The excitement in the media was brought about because UKOG, which has a 20.358% interest in the licence, extrapolated these finding across much of south-east England, suggesting that the “Horse Hill Upper Jurassic rock sequence is analogous to known oil productive hybrid reservoir sections of the Bakken of the US Williston Basin, the Wolfcamp, Bone Springs, Clearfork, Spraberry, and Dean Formations in the US Permian Basin and the Bazhenov Formation of West Siberia. The US analogues have estimated recovery factors of between 3% and 15% of oil in place”. The company believes that the pay thickness plus the naturally fractured limestone make Horse Hill a new ‘hybrid’ play, which could be exploited using conventional horizontal drilling and completion techniques and without the use of hydraulic fracturing. This last point is highly important in an area which has already seen major demonstrations against the possibility of fracking at a drill site at Balcombe, about 50 km to the south.

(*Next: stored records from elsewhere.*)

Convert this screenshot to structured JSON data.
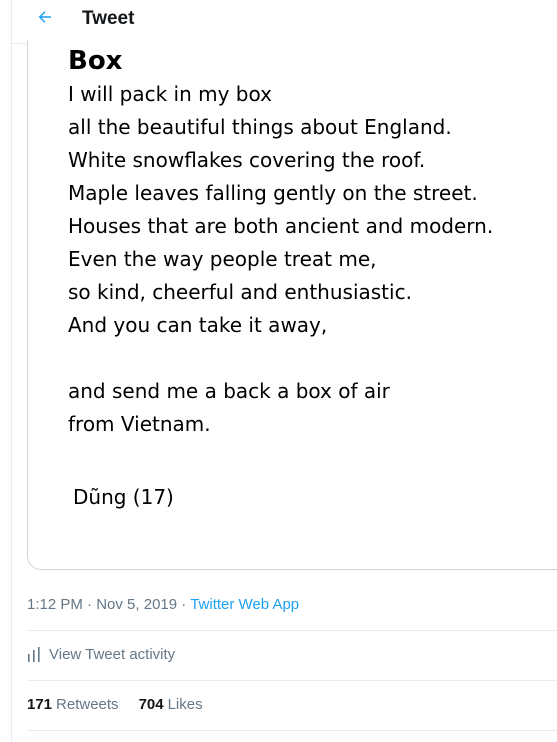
{
  "header": {
    "title": "Tweet",
    "back_icon": "arrow-left-icon",
    "accent_color": "#1da1f2"
  },
  "poem": {
    "title": "Box",
    "lines": [
      "I will pack in my box",
      "all the beautiful things about England.",
      "White snowflakes covering the roof.",
      "Maple leaves falling gently on the street.",
      "Houses that are both ancient and modern.",
      "Even the way people treat me,",
      "so kind, cheerful and enthusiastic.",
      "And you can take it away,",
      "",
      "and send me a back a box of air",
      "from Vietnam."
    ],
    "signature": "Dũng (17)"
  },
  "meta": {
    "time": "1:12 PM",
    "dot1": "·",
    "date": "Nov 5, 2019",
    "dot2": "·",
    "source": "Twitter Web App"
  },
  "activity": {
    "icon": "bar-chart-icon",
    "label": "View Tweet activity"
  },
  "stats": {
    "retweets_count": "171",
    "retweets_label": "Retweets",
    "likes_count": "704",
    "likes_label": "Likes"
  }
}
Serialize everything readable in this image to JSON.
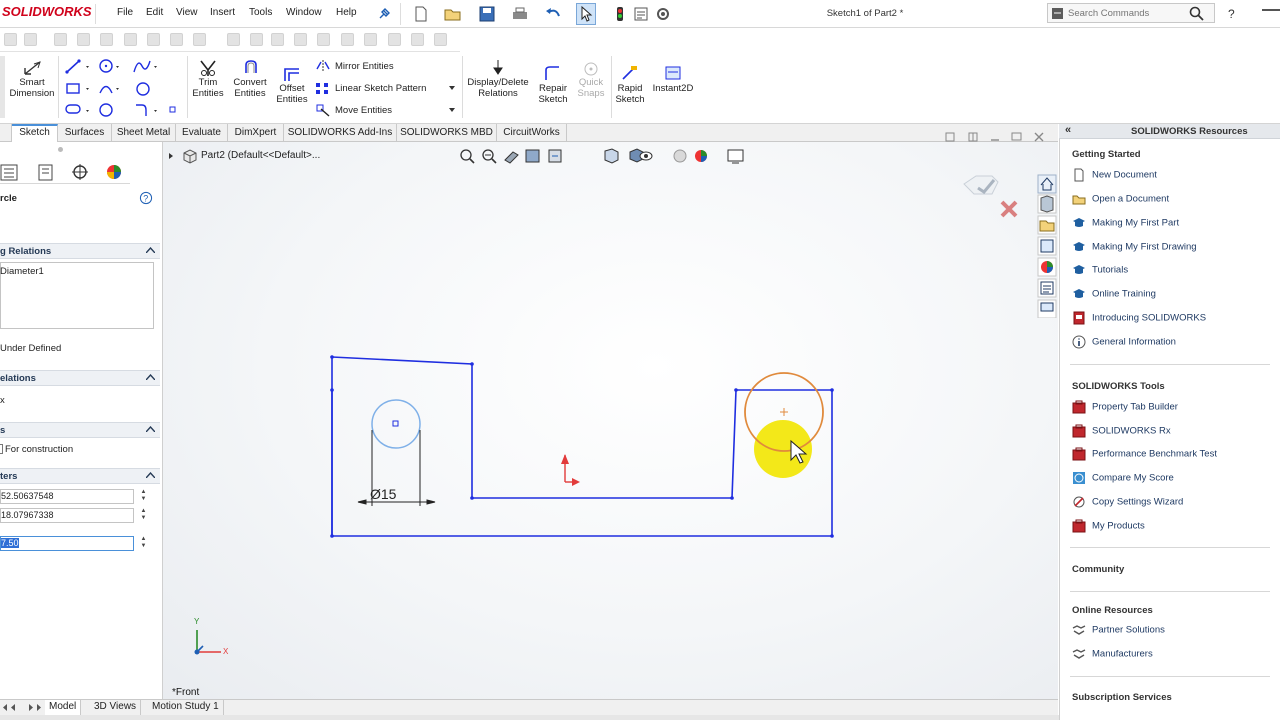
{
  "app": {
    "logo": "SOLIDWORKS",
    "menu": [
      "File",
      "Edit",
      "View",
      "Insert",
      "Tools",
      "Window",
      "Help"
    ],
    "doc_title": "Sketch1 of Part2 *",
    "search_placeholder": "Search Commands"
  },
  "ribbon": {
    "smart_dimension": "Smart Dimension",
    "trim": "Trim Entities",
    "convert": "Convert Entities",
    "offset": "Offset Entities",
    "mirror": "Mirror Entities",
    "linear_pattern": "Linear Sketch Pattern",
    "move": "Move Entities",
    "display_delete": "Display/Delete Relations",
    "repair": "Repair Sketch",
    "quick_snaps": "Quick Snaps",
    "rapid": "Rapid Sketch",
    "instant2d": "Instant2D"
  },
  "tabs": [
    "Sketch",
    "Surfaces",
    "Sheet Metal",
    "Evaluate",
    "DimXpert",
    "SOLIDWORKS Add-Ins",
    "SOLIDWORKS MBD",
    "CircuitWorks"
  ],
  "left_panel": {
    "title": "rcle",
    "sec_relations": "g Relations",
    "relation_item": "Diameter1",
    "under_defined": "Under Defined",
    "sec_add_relations": "elations",
    "add_relation_item": "x",
    "sec_options": "s",
    "for_construction": "For construction",
    "sec_parameters": "ters",
    "param_x": "52.50637548",
    "param_y": "18.07967338",
    "param_r": "7.50"
  },
  "graphics": {
    "breadcrumb": "Part2  (Default<<Default>...",
    "dimension": "Ø15",
    "view_label": "*Front",
    "axis_x": "X",
    "axis_y": "Y"
  },
  "bottom_tabs": [
    "Model",
    "3D Views",
    "Motion Study 1"
  ],
  "task_pane": {
    "title": "SOLIDWORKS Resources",
    "getting_started": "Getting Started",
    "gs_items": [
      "New Document",
      "Open a Document",
      "Making My First Part",
      "Making My First Drawing",
      "Tutorials",
      "Online Training",
      "Introducing SOLIDWORKS",
      "General Information"
    ],
    "tools": "SOLIDWORKS Tools",
    "tools_items": [
      "Property Tab Builder",
      "SOLIDWORKS Rx",
      "Performance Benchmark Test",
      "Compare My Score",
      "Copy Settings Wizard",
      "My Products"
    ],
    "community": "Community",
    "online_resources": "Online Resources",
    "online_items": [
      "Partner Solutions",
      "Manufacturers"
    ],
    "subscription": "Subscription Services"
  },
  "colors": {
    "sketch_blue": "#1f2ee0",
    "selected_circle": "#e08a3c",
    "construction_blue": "#7fb0e8",
    "cursor_highlight": "#f2e600",
    "brand_red": "#d0021b"
  }
}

Further Testing Needed
This positive analysis of potential in-place reserves is not, however, in accord with the British Geological Survey, who in May 2014 produced a report in which they estimated the range of shale oil in place across the Weald to be between 2.20 and 8.57 Bbo, with a central estimate of 4.4 Bbo. Meanwhile Magellan Oil, which has a 35% interest in the Horse Hill acreage, was quick to point out that, while encouraged by the technical analysis, further testing and drilling would be needed before they could form an opinion of the prospect’s economics.
A number of analysts queried the high estimates, pointing out that there is an implied assumption of limited compartmentalisation, impossible to ascertain from the single well, and that the homogeneity which makes rocks like the Bakken so productive was unlikely to be replicated in the Wealden rocks. Many do not believe that the high level of natural fracturing reportedly seen in the limestone at the wellsite would necessarily be found throughout the area, meaning that the exploitation of any resources without fracking would be difficult.
Geological issues aside, the Weald Basin, much of which lies within the wider London commuter belt, is relatively densely populated and contains some of the most expensive real estate in the country. It also includes large areas of protected land, national forests and parks and designated areas of outstanding natural beauty. Opposition to development of this resource will be very strong, costly to surmount and the regulations to ensure protection of the environment are vigorous. The people of Great Britain are unlikely to be relying on this resource to heat their homes and power their cars for some time to come.